Amy Schmidt appointed Vice-Chair of committee to advance green building standards

While rarely hogging the sustainability spotlight, building codes play a key role in bringing about a more sustainable built environment. This is something we at Dow Building & Construction (B&C) have always known, and it’s why our advocacy team focuses its energy on code development in the International Code Council (ICC) and ASHRAE processes. Today, we are proud to announce that our own B&C Advocacy Manager, Amy Schmidt, has been selected as ASHRAE’s Vice-Chair on the 2018 ICC/ASHRAE 700 National Green Building Standard Committee.

This appointment reflects the experience that Amy gained through her work at ASHRAE on their 90.1 and 90.2 energy standards. Dow has been a participant in the ASHRAE process of developing energy efficiency standards for years. More recently, we have been actively participating on both the ASHRAE 90.1 and 90.2 committees. The ASHRAE Standard 90.1 is an energy standard for commercial buildings, while the ASHRAE Standard 90.2 covers residential buildings three stories and under.

In this new role, Amy will have an important role in shaping the future of green building policy for low and high rise residential buildings.

Amy Schmidt from Dow has been selected as ASHRAEs Vice Chair on the 2018 ICC ASHRAE 700 National Green Building Standard Committee

“First and foremost I want to see the process executed properly,” said Amy, discussing her new role. “It is a public process and it is important that everyone has equal opportunity to present new ideas and have them properly vetted.”

Amy also will be assigned to the task group where energy efficiency proposals will be considered in depth and recommendations developed to pass on to the main committee.

Challenges defining green buildings
One of the chief challenges Amy will face in her new role is helping to further define just what exactly it means for a building to be “green.”
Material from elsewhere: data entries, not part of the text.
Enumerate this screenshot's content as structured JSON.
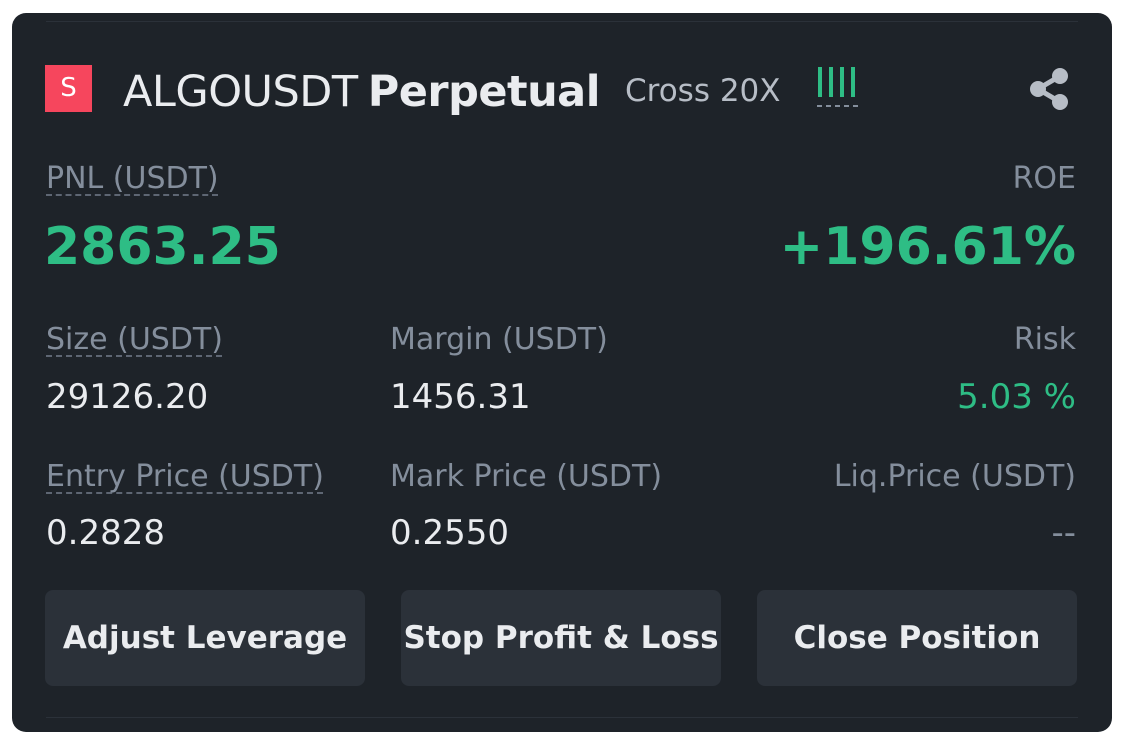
{
  "position": {
    "side_badge": "S",
    "symbol": "ALGOUSDT",
    "contract_type": "Perpetual",
    "margin_mode": "Cross 20X"
  },
  "colors": {
    "background": "#1e2329",
    "accent_green": "#2ebd85",
    "side_red": "#f6465d",
    "button": "#2b3139"
  },
  "icons": {
    "risk_level": "risk-bars-icon",
    "share": "share-icon"
  },
  "stats": {
    "pnl_label": "PNL (USDT)",
    "pnl_value": "2863.25",
    "roe_label": "ROE",
    "roe_value": "+196.61%",
    "size_label": "Size (USDT)",
    "size_value": "29126.20",
    "margin_label": "Margin (USDT)",
    "margin_value": "1456.31",
    "risk_label": "Risk",
    "risk_value": "5.03 %",
    "entry_price_label": "Entry Price (USDT)",
    "entry_price_value": "0.2828",
    "mark_price_label": "Mark Price (USDT)",
    "mark_price_value": "0.2550",
    "liq_price_label": "Liq.Price (USDT)",
    "liq_price_value": "--"
  },
  "actions": {
    "adjust_leverage": "Adjust Leverage",
    "stop_profit_loss": "Stop Profit & Loss",
    "close_position": "Close Position"
  }
}
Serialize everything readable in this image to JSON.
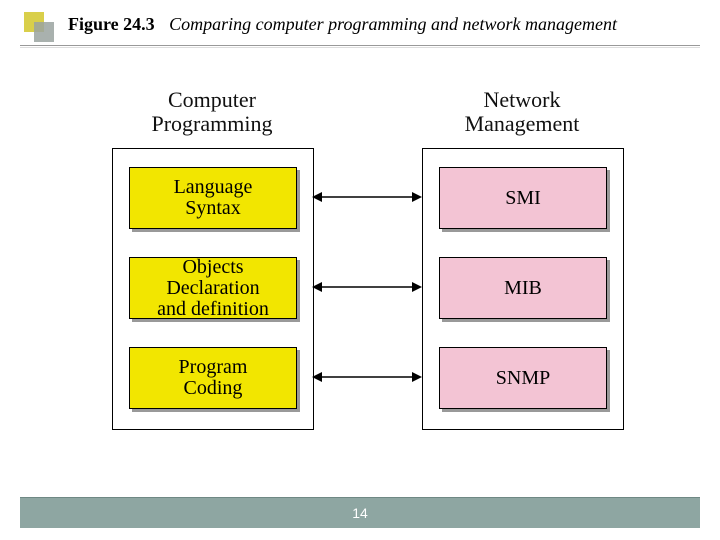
{
  "figure": {
    "number": "Figure 24.3",
    "caption": "Comparing computer programming and network management"
  },
  "diagram": {
    "left_heading_line1": "Computer",
    "left_heading_line2": "Programming",
    "right_heading_line1": "Network",
    "right_heading_line2": "Management",
    "left_nodes": {
      "r1_line1": "Language",
      "r1_line2": "Syntax",
      "r2_line1": "Objects Declaration",
      "r2_line2": "and definition",
      "r3_line1": "Program",
      "r3_line2": "Coding"
    },
    "right_nodes": {
      "r1": "SMI",
      "r2": "MIB",
      "r3": "SNMP"
    }
  },
  "footer": {
    "page_number": "14"
  }
}
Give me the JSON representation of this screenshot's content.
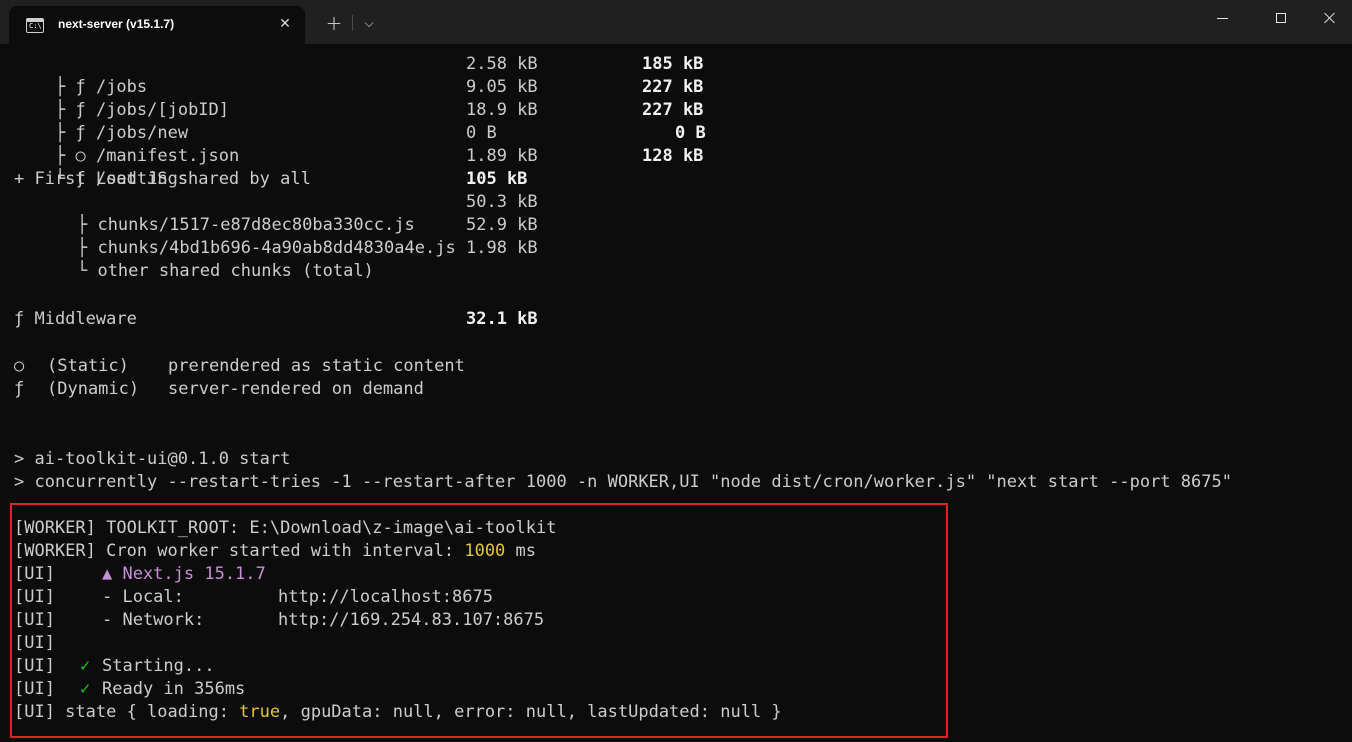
{
  "window": {
    "tab_title": "next-server (v15.1.7)",
    "tab_icon": "terminal-icon",
    "tab_icon_glyph": "C:\\",
    "close_tab_glyph": "✕",
    "new_tab_glyph": "+",
    "dropdown_glyph": "⌵"
  },
  "routes": [
    {
      "tree": "├",
      "type": "ƒ",
      "path": "/jobs",
      "size": "2.58 kB",
      "first_load": "185 kB"
    },
    {
      "tree": "├",
      "type": "ƒ",
      "path": "/jobs/[jobID]",
      "size": "9.05 kB",
      "first_load": "227 kB"
    },
    {
      "tree": "├",
      "type": "ƒ",
      "path": "/jobs/new",
      "size": "18.9 kB",
      "first_load": "227 kB"
    },
    {
      "tree": "├",
      "type": "○",
      "path": "/manifest.json",
      "size": "0 B",
      "first_load": "0 B"
    },
    {
      "tree": "└",
      "type": "ƒ",
      "path": "/settings",
      "size": "1.89 kB",
      "first_load": "128 kB"
    }
  ],
  "shared": {
    "label": "+ First Load JS shared by all",
    "total": "105 kB",
    "chunks": [
      {
        "tree": "├",
        "name": "chunks/1517-e87d8ec80ba330cc.js",
        "size": "50.3 kB"
      },
      {
        "tree": "├",
        "name": "chunks/4bd1b696-4a90ab8dd4830a4e.js",
        "size": "52.9 kB"
      },
      {
        "tree": "└",
        "name": "other shared chunks (total)",
        "size": "1.98 kB"
      }
    ]
  },
  "middleware": {
    "label": "ƒ Middleware",
    "size": "32.1 kB"
  },
  "legend": [
    {
      "symbol": "○",
      "name": "(Static)",
      "desc": "prerendered as static content"
    },
    {
      "symbol": "ƒ",
      "name": "(Dynamic)",
      "desc": "server-rendered on demand"
    }
  ],
  "commands": [
    "> ai-toolkit-ui@0.1.0 start",
    "> concurrently --restart-tries -1 --restart-after 1000 -n WORKER,UI \"node dist/cron/worker.js\" \"next start --port 8675\""
  ],
  "logs": {
    "worker_root": "[WORKER] TOOLKIT_ROOT: E:\\Download\\z-image\\ai-toolkit",
    "worker_cron_prefix": "[WORKER] Cron worker started with interval: ",
    "worker_cron_interval": "1000",
    "worker_cron_suffix": " ms",
    "ui_prefix": "[UI]",
    "next_label": "▲ Next.js 15.1.7",
    "local_label": "- Local:",
    "local_url": "http://localhost:8675",
    "network_label": "- Network:",
    "network_url": "http://169.254.83.107:8675",
    "check": "✓",
    "starting": "Starting...",
    "ready": "Ready in 356ms",
    "state_a": "[UI] state { loading: ",
    "state_loading": "true",
    "state_b": ", gpuData: null, error: null, lastUpdated: null }"
  }
}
“Green building programs are relatively new,” said Amy. “The National Green Building Council has been around since 2008, but 10 years later we are still refining just what ‘green building’ means.”
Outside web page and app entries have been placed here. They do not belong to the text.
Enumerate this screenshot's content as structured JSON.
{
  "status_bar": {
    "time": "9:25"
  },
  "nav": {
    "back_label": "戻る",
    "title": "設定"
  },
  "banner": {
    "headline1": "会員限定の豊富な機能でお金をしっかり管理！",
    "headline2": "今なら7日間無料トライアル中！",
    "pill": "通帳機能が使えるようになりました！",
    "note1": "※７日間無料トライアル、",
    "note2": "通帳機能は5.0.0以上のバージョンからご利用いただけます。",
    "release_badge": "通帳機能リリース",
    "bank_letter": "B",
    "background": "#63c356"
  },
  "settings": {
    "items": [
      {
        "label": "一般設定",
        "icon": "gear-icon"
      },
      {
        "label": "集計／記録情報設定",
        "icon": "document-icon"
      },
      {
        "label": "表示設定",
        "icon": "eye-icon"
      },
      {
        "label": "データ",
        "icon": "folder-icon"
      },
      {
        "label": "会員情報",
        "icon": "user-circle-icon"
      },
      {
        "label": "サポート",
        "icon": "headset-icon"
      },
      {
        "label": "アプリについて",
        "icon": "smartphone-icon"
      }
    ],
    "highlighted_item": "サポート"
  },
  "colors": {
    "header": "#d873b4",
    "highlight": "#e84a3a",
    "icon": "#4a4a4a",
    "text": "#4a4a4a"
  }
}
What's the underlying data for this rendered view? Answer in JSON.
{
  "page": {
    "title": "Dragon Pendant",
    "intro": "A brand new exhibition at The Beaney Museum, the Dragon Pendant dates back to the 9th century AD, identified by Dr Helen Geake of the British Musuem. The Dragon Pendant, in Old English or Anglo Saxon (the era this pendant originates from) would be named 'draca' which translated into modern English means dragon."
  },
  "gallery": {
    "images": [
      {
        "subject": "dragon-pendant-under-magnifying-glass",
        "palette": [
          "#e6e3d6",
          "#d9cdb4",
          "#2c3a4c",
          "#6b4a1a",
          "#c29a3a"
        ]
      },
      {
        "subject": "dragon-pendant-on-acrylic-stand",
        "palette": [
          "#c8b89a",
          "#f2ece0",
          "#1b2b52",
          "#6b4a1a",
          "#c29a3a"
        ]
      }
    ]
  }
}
According to Amy, the ongoing challenge is making the standard sufficiently meaningful without overcomplicating it. Given the wide variety of stakeholders involved and impacted by these standards, this is no simple task.

Amy tried not to get too bogged down in verbiage – and she tries to go beyond the industry buzzwords like “green,” “sustainable,” “smart” and “resilient.” These all have differing meanings depending on who you are talking to.
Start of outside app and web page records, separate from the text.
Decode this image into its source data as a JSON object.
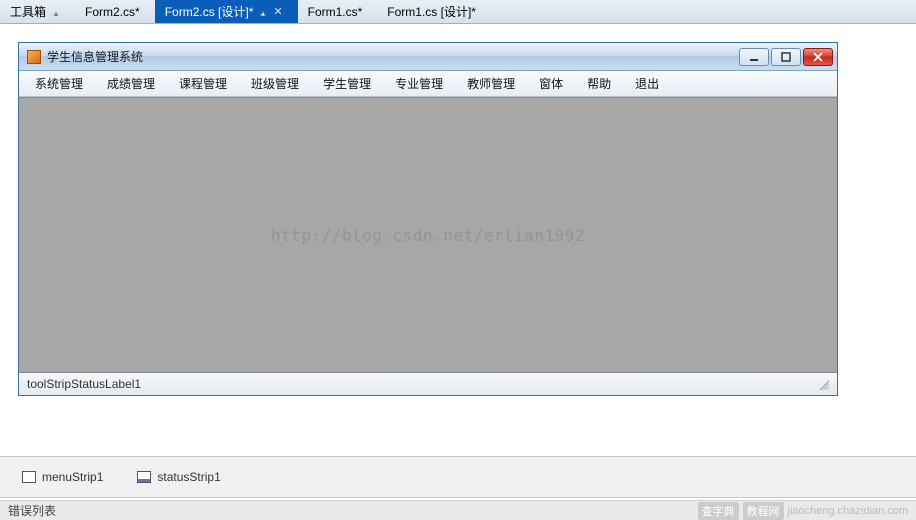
{
  "tabs": [
    {
      "label": "工具箱",
      "pinned": true
    },
    {
      "label": "Form2.cs*"
    },
    {
      "label": "Form2.cs [设计]*",
      "active": true,
      "pinned": true,
      "closable": true
    },
    {
      "label": "Form1.cs*"
    },
    {
      "label": "Form1.cs [设计]*"
    }
  ],
  "window": {
    "title": "学生信息管理系统"
  },
  "menu": {
    "items": [
      "系统管理",
      "成绩管理",
      "课程管理",
      "班级管理",
      "学生管理",
      "专业管理",
      "教师管理",
      "窗体",
      "帮助",
      "退出"
    ]
  },
  "watermark": "http://blog.csdn.net/erlian1992",
  "status": {
    "label": "toolStripStatusLabel1"
  },
  "tray": {
    "items": [
      "menuStrip1",
      "statusStrip1"
    ]
  },
  "bottom": {
    "label": "错误列表",
    "site1": "查字典",
    "site2": "教程网",
    "site_url": "jiaocheng.chazidian.com"
  }
}
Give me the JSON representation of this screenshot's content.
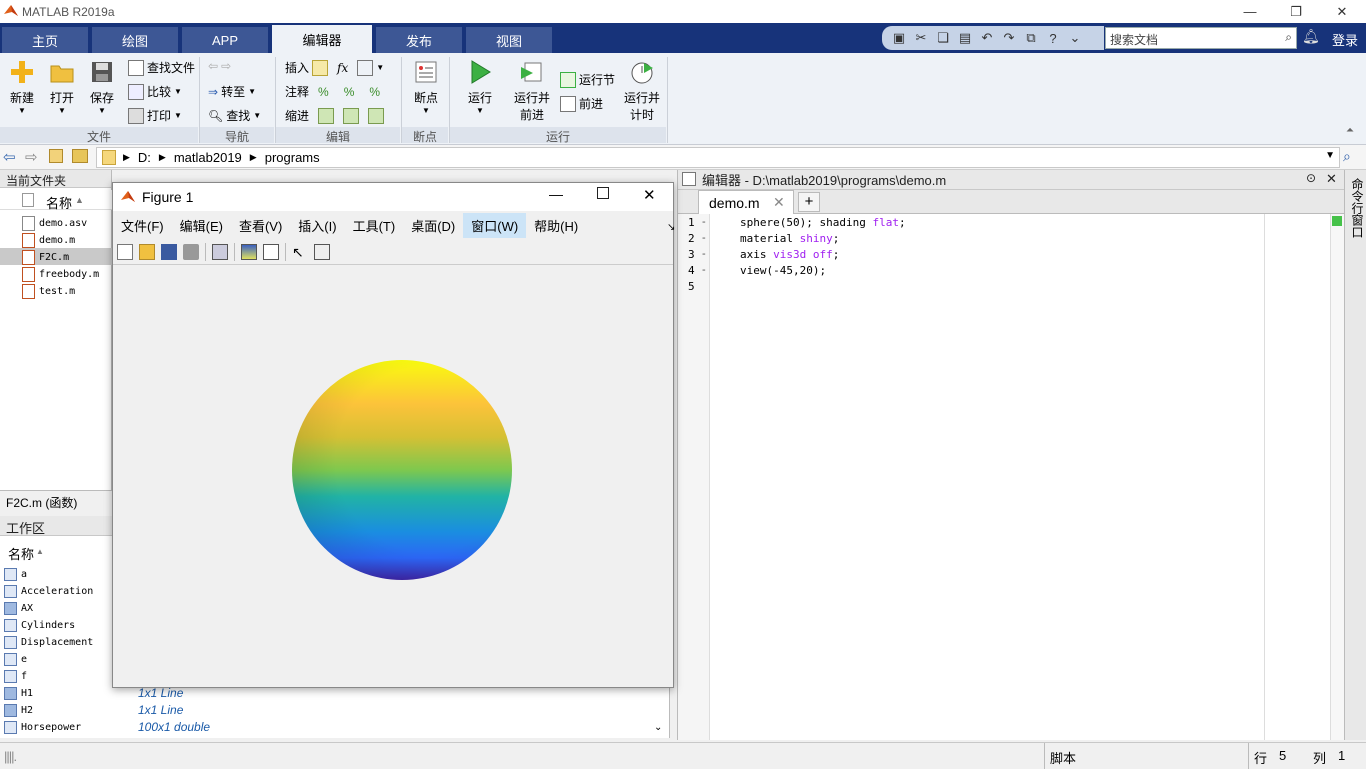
{
  "window": {
    "title": "MATLAB R2019a"
  },
  "tabs": [
    {
      "label": "主页"
    },
    {
      "label": "绘图"
    },
    {
      "label": "APP"
    },
    {
      "label": "编辑器"
    },
    {
      "label": "发布"
    },
    {
      "label": "视图"
    }
  ],
  "search": {
    "placeholder": "搜索文档"
  },
  "login_label": "登录",
  "ribbon": {
    "new": "新建",
    "open": "打开",
    "save": "保存",
    "find_file": "查找文件",
    "compare": "比较",
    "print": "打印",
    "goto": "转至",
    "find": "查找",
    "insert": "插入",
    "comment": "注释",
    "indent": "缩进",
    "breakpoint": "断点",
    "run": "运行",
    "run_advance_1": "运行并",
    "run_advance_2": "前进",
    "run_section": "运行节",
    "advance": "前进",
    "run_time_1": "运行并",
    "run_time_2": "计时",
    "groups": {
      "file": "文件",
      "nav": "导航",
      "edit": "编辑",
      "bp": "断点",
      "run": "运行"
    }
  },
  "address": {
    "parts": [
      "D:",
      "matlab2019",
      "programs"
    ]
  },
  "current_folder": {
    "title": "当前文件夹",
    "col_name": "名称",
    "files": [
      "demo.asv",
      "demo.m",
      "F2C.m",
      "freebody.m",
      "test.m"
    ],
    "selected_detail": "F2C.m  (函数)"
  },
  "workspace": {
    "title": "工作区",
    "col_name": "名称",
    "vars": [
      {
        "name": "a",
        "value": ""
      },
      {
        "name": "Acceleration",
        "value": ""
      },
      {
        "name": "AX",
        "value": ""
      },
      {
        "name": "Cylinders",
        "value": ""
      },
      {
        "name": "Displacement",
        "value": ""
      },
      {
        "name": "e",
        "value": ""
      },
      {
        "name": "f",
        "value": ""
      },
      {
        "name": "H1",
        "value": "1x1 Line"
      },
      {
        "name": "H2",
        "value": "1x1 Line"
      },
      {
        "name": "Horsepower",
        "value": "100x1 double"
      }
    ]
  },
  "editor": {
    "header": "编辑器 - D:\\matlab2019\\programs\\demo.m",
    "tab": "demo.m",
    "lines": [
      {
        "n": "1",
        "a": "sphere(50); shading ",
        "k": "flat",
        "b": ";"
      },
      {
        "n": "2",
        "a": "material ",
        "k": "shiny",
        "b": ";"
      },
      {
        "n": "3",
        "a": "axis ",
        "k": "vis3d off",
        "b": ";"
      },
      {
        "n": "4",
        "a": "view(-45,20);",
        "k": "",
        "b": ""
      },
      {
        "n": "5",
        "a": "",
        "k": "",
        "b": ""
      }
    ]
  },
  "command_window_label": "命令行窗口",
  "status": {
    "mode": "脚本",
    "row_label": "行",
    "row": "5",
    "col_label": "列",
    "col": "1"
  },
  "figure": {
    "title": "Figure 1",
    "menus": [
      "文件(F)",
      "编辑(E)",
      "查看(V)",
      "插入(I)",
      "工具(T)",
      "桌面(D)",
      "窗口(W)",
      "帮助(H)"
    ]
  },
  "colors": {
    "tab_strip": "#17337a",
    "tab": "#3d5795",
    "ribbon": "#eef2f7",
    "keyword": "#a020f0",
    "sphere_top": "#f9fb0e",
    "sphere_mid": "#21b3a5",
    "sphere_bottom": "#3e26a8"
  }
}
“What matters to me is that we focus on creating better buildings,” said Amy.

Passion for energy efficiency
In the United States, around 40 percent of energy consumption comes from residential and commercial buildings. This has massive environmental impacts and is expensive. Fighting climate change and improving human health and quality of life in cities across the country is going to depend heavily on improving the efficiency of buildings.

“Energy efficiency is my baby – to me it’s one of the most important ways of curbing emissions for various reasons,” said Amy. “Using less energy has a community effect on the economy and the environment, not to mention the economy and comfort of the actual building.”

The future is green
Throughout her experience, Amy has learned that the building code world can be tough and tenacity is key. Leading the D&C Advocacy team, she works with experts sporting rich and varied experience – coming from backgrounds that include roofing, wood products, government affairs, chemistry and design.

In recent years, Amy’s team has helped achieve breakthroughs previously thought unimaginable – namely, the 30 Percent Solution, or the 30 percent increase in efficiency in the combined 2009 and 2012 energy code improvements. For two decades, these codes hardly had changed – causing the building sector to fall behind the transportation and industrial sector in making efficiency improvements. When the U.S. Department of Energy set a 30 percent target and told the building industry to get busy, Dow did.

Amy helped Dow reach a 13 percent increase in the 2009 code and a 19 percent uptick in the 2012 code. The 2009 code was adopted quickly across the nation and it’s now accepted in places some never thought it would be. In her new role as Vice-Chair on the 2018 ICC/ASHRAE 700 National Green Building Standard Committee, she will represent ASHRAE and Dow in helping to ensure the future of buildings is a green one.

“We are innovating at Dow each and every day,” said Amy. “We know we can build ‘green’ and energy efficient, and we need to continue to look for better ways of doing it.”